beguinage

(redirected from Beguinages)

beguinage

(ˈbɛɡiːˌnɑːʒ; ˈbɛɡɪˌnɪdʒ)
n
a convent for members of the Beguine sisterhood
Collins English Dictionary – Complete and Unabridged, 12th Edition 2014 © HarperCollins Publishers 1991, 1994, 1998, 2000, 2003, 2006, 2007, 2009, 2011, 2014
References in periodicals archive ?
They lived by themselves or in communities called Beguinages, which could be single homes for just a few women or, as in Brugge, Brussels, and Amsterdam, walled-in rows of houses where hundreds of Beguines lived together--a village of women within a medieval town or city.
Mas adelante, Barthes destaca otra idorritmia religiosa, esta femenina: "Beguinages", pp.
Indeed, in his contribution, Walter Simons claims that more than one hundred and fifty beguinages 'are known to have existed in the southern dioceses of the Low Countries before 1300' (p.
They lived by themselves or together in so-called 'beguinages', which could be single houses for as few as a handful of beguines or, as in Brugge and Amsterdam, walled-in rows of houses (enclosing a central court with a chapel) where over a thousand beguines might live--a village of women within a medieval town or city.

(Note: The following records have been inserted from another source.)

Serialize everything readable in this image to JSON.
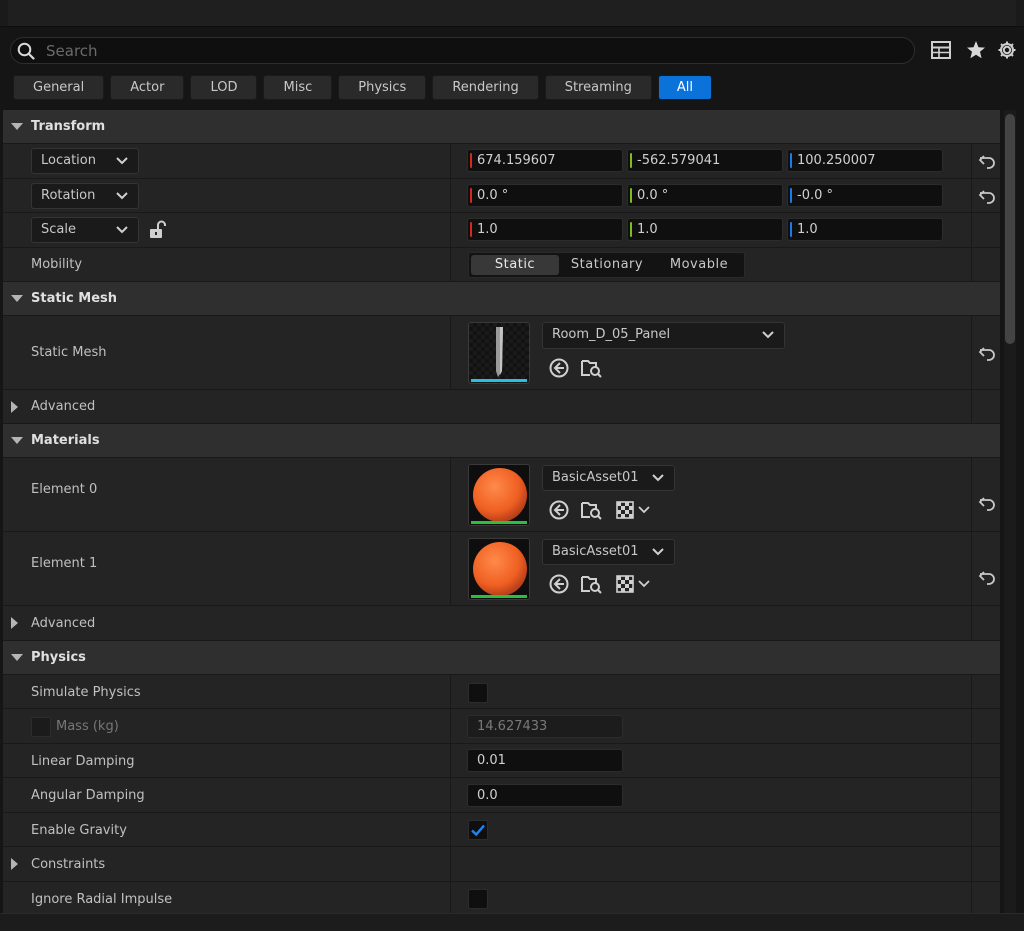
{
  "search": {
    "placeholder": "Search"
  },
  "filters": [
    "General",
    "Actor",
    "LOD",
    "Misc",
    "Physics",
    "Rendering",
    "Streaming",
    "All"
  ],
  "active_filter": "All",
  "colors": {
    "accent": "#0a72d8",
    "x_axis": "#d42a1e",
    "y_axis": "#7fbc1d",
    "z_axis": "#1e7ae8",
    "mesh_line": "#27c1e0",
    "material_line": "#2bbf3f",
    "material_sphere": "#f06a2a"
  },
  "transform": {
    "header": "Transform",
    "location": {
      "label": "Location",
      "x": "674.159607",
      "y": "-562.579041",
      "z": "100.250007"
    },
    "rotation": {
      "label": "Rotation",
      "x": "0.0 °",
      "y": "0.0 °",
      "z": "-0.0 °"
    },
    "scale": {
      "label": "Scale",
      "x": "1.0",
      "y": "1.0",
      "z": "1.0"
    },
    "mobility": {
      "label": "Mobility",
      "options": [
        "Static",
        "Stationary",
        "Movable"
      ],
      "selected": "Static"
    }
  },
  "static_mesh": {
    "header": "Static Mesh",
    "label": "Static Mesh",
    "value": "Room_D_05_Panel",
    "advanced": "Advanced"
  },
  "materials": {
    "header": "Materials",
    "elements": [
      {
        "label": "Element 0",
        "value": "BasicAsset01"
      },
      {
        "label": "Element 1",
        "value": "BasicAsset01"
      }
    ],
    "advanced": "Advanced"
  },
  "physics": {
    "header": "Physics",
    "simulate_physics": {
      "label": "Simulate Physics",
      "checked": false
    },
    "mass": {
      "label": "Mass (kg)",
      "value": "14.627433",
      "enabled": false
    },
    "linear_damping": {
      "label": "Linear Damping",
      "value": "0.01"
    },
    "angular_damping": {
      "label": "Angular Damping",
      "value": "0.0"
    },
    "enable_gravity": {
      "label": "Enable Gravity",
      "checked": true
    },
    "constraints": "Constraints",
    "ignore_radial_impulse": {
      "label": "Ignore Radial Impulse",
      "checked": false
    }
  }
}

The author moves from their beguinages (often walled-in row houses or single cottages), to their ministries (including preaching and spiritual direction), to their unique spiritualties (often involving mystical events), to their writings, which gave evidence of their outward compassion for the suffering Christ in the world.
It is one of only 22 beguinages remaining in Belgium.

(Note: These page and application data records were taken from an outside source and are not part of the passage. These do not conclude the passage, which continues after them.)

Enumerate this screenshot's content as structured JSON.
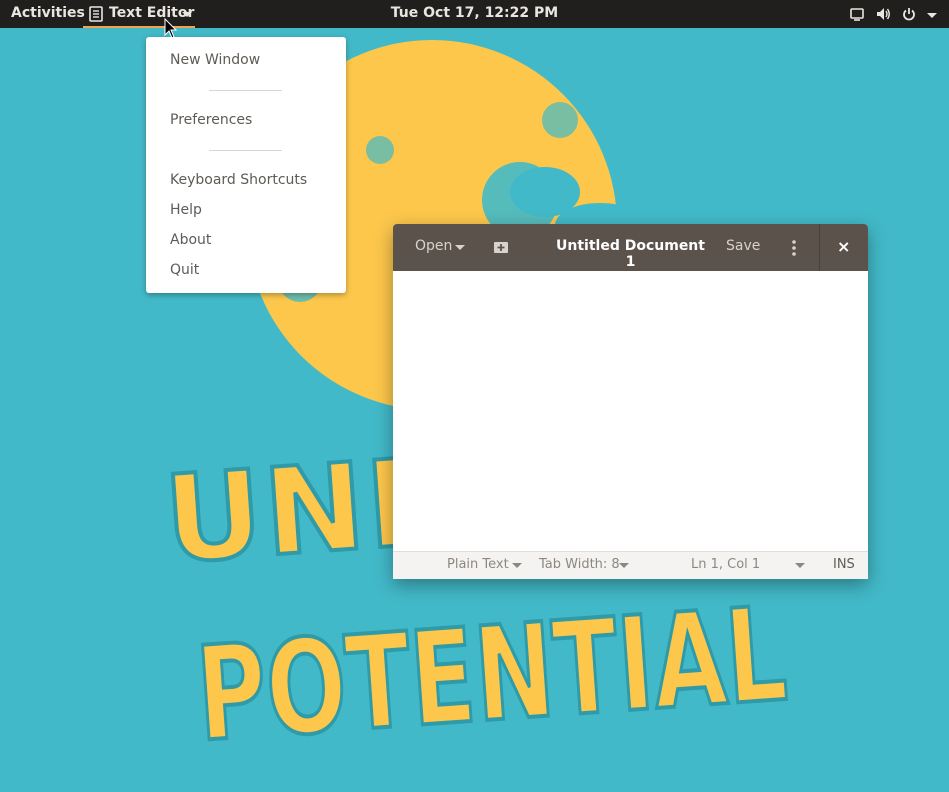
{
  "topbar": {
    "activities": "Activities",
    "app_name": "Text Editor",
    "clock": "Tue Oct 17, 12:22 PM",
    "tray_icons": [
      "display-icon",
      "volume-icon",
      "power-icon"
    ],
    "accent_color": "#f0a44c"
  },
  "app_menu": {
    "items": [
      "New Window",
      "Preferences",
      "Keyboard Shortcuts",
      "Help",
      "About",
      "Quit"
    ]
  },
  "editor": {
    "open_label": "Open",
    "title": "Untitled Document 1",
    "save_label": "Save",
    "close_glyph": "×",
    "status": {
      "language": "Plain Text",
      "tab_width": "Tab Width: 8",
      "position": "Ln 1, Col 1",
      "mode": "INS"
    },
    "headerbar_color": "#5c524c"
  },
  "wallpaper": {
    "background_color": "#42b9c8",
    "art_color": "#fcc74b",
    "text_line1": "UNLE",
    "text_line2": "POTENTIAL"
  }
}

Dans le cas des Pays-Bas, c'est le role des ordres mendiants et des beguinages sur l'amenagement de l'espace urbain qui << ne saurait etre sous-estirne >> (p.
The chronicles cited here are complex, multilayered texts incorporating material from earlier sister-books (collections of biographies of individual sisters living in specific convents), from the founding narratives of Beguinages and accounts of previous sisters' struggles to achieve regular status, as well as letters, edicts, records of church and town councils.

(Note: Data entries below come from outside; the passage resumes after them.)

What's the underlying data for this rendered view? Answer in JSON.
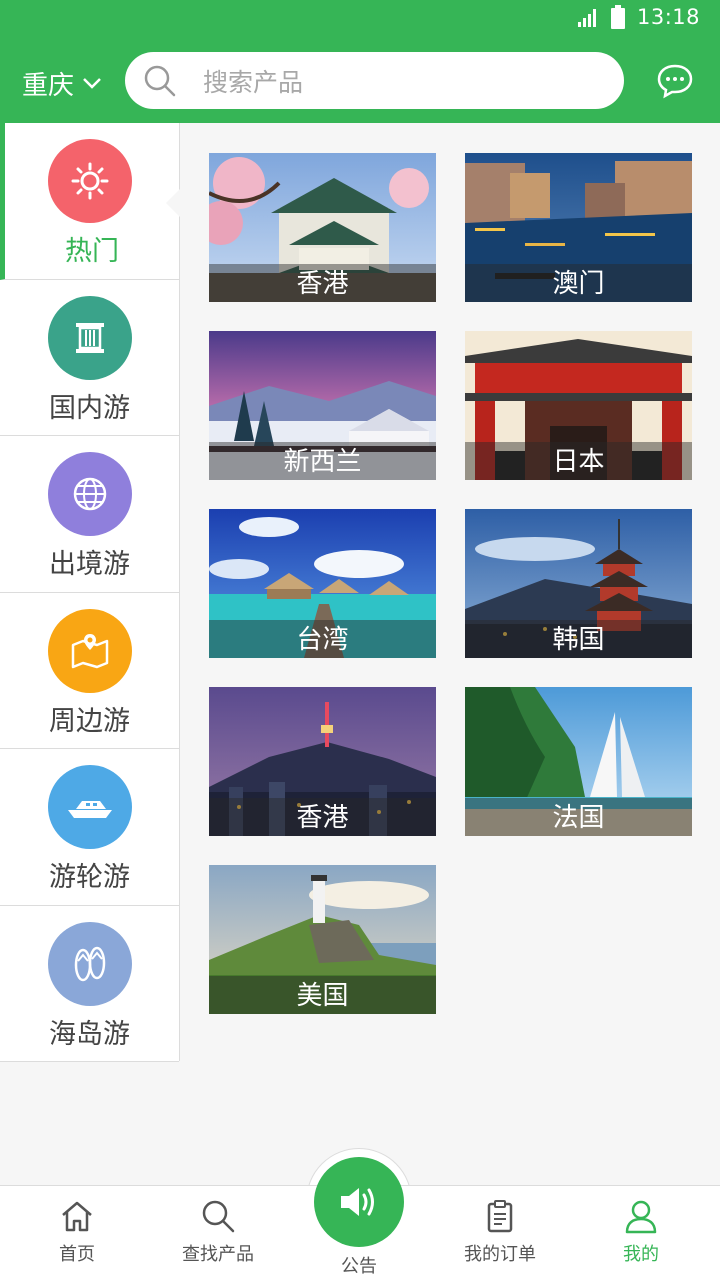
{
  "status_bar": {
    "time": "13:18"
  },
  "header": {
    "city": "重庆",
    "search_placeholder": "搜索产品"
  },
  "sidebar": {
    "items": [
      {
        "label": "热门",
        "icon": "sun-icon",
        "color": "#f4636b",
        "active": true
      },
      {
        "label": "国内游",
        "icon": "pillar-icon",
        "color": "#3aa38a",
        "active": false
      },
      {
        "label": "出境游",
        "icon": "globe-icon",
        "color": "#8f7fdc",
        "active": false
      },
      {
        "label": "周边游",
        "icon": "map-icon",
        "color": "#f9a614",
        "active": false
      },
      {
        "label": "游轮游",
        "icon": "yacht-icon",
        "color": "#4ea9e6",
        "active": false
      },
      {
        "label": "海岛游",
        "icon": "flipflops-icon",
        "color": "#8aa7d8",
        "active": false
      }
    ]
  },
  "destinations": [
    {
      "label": "香港"
    },
    {
      "label": "澳门"
    },
    {
      "label": "新西兰"
    },
    {
      "label": "日本"
    },
    {
      "label": "台湾"
    },
    {
      "label": "韩国"
    },
    {
      "label": "香港"
    },
    {
      "label": "法国"
    },
    {
      "label": "美国"
    }
  ],
  "tabbar": {
    "home": "首页",
    "search": "查找产品",
    "notice": "公告",
    "orders": "我的订单",
    "mine": "我的"
  },
  "colors": {
    "accent": "#36b556"
  }
}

The bibliography (223-51) is followed by two appendices (I: Repertory of Beguine Communities [253-303], and II: The Population of Select Court Beguinages [304-13]) and an index (315-35).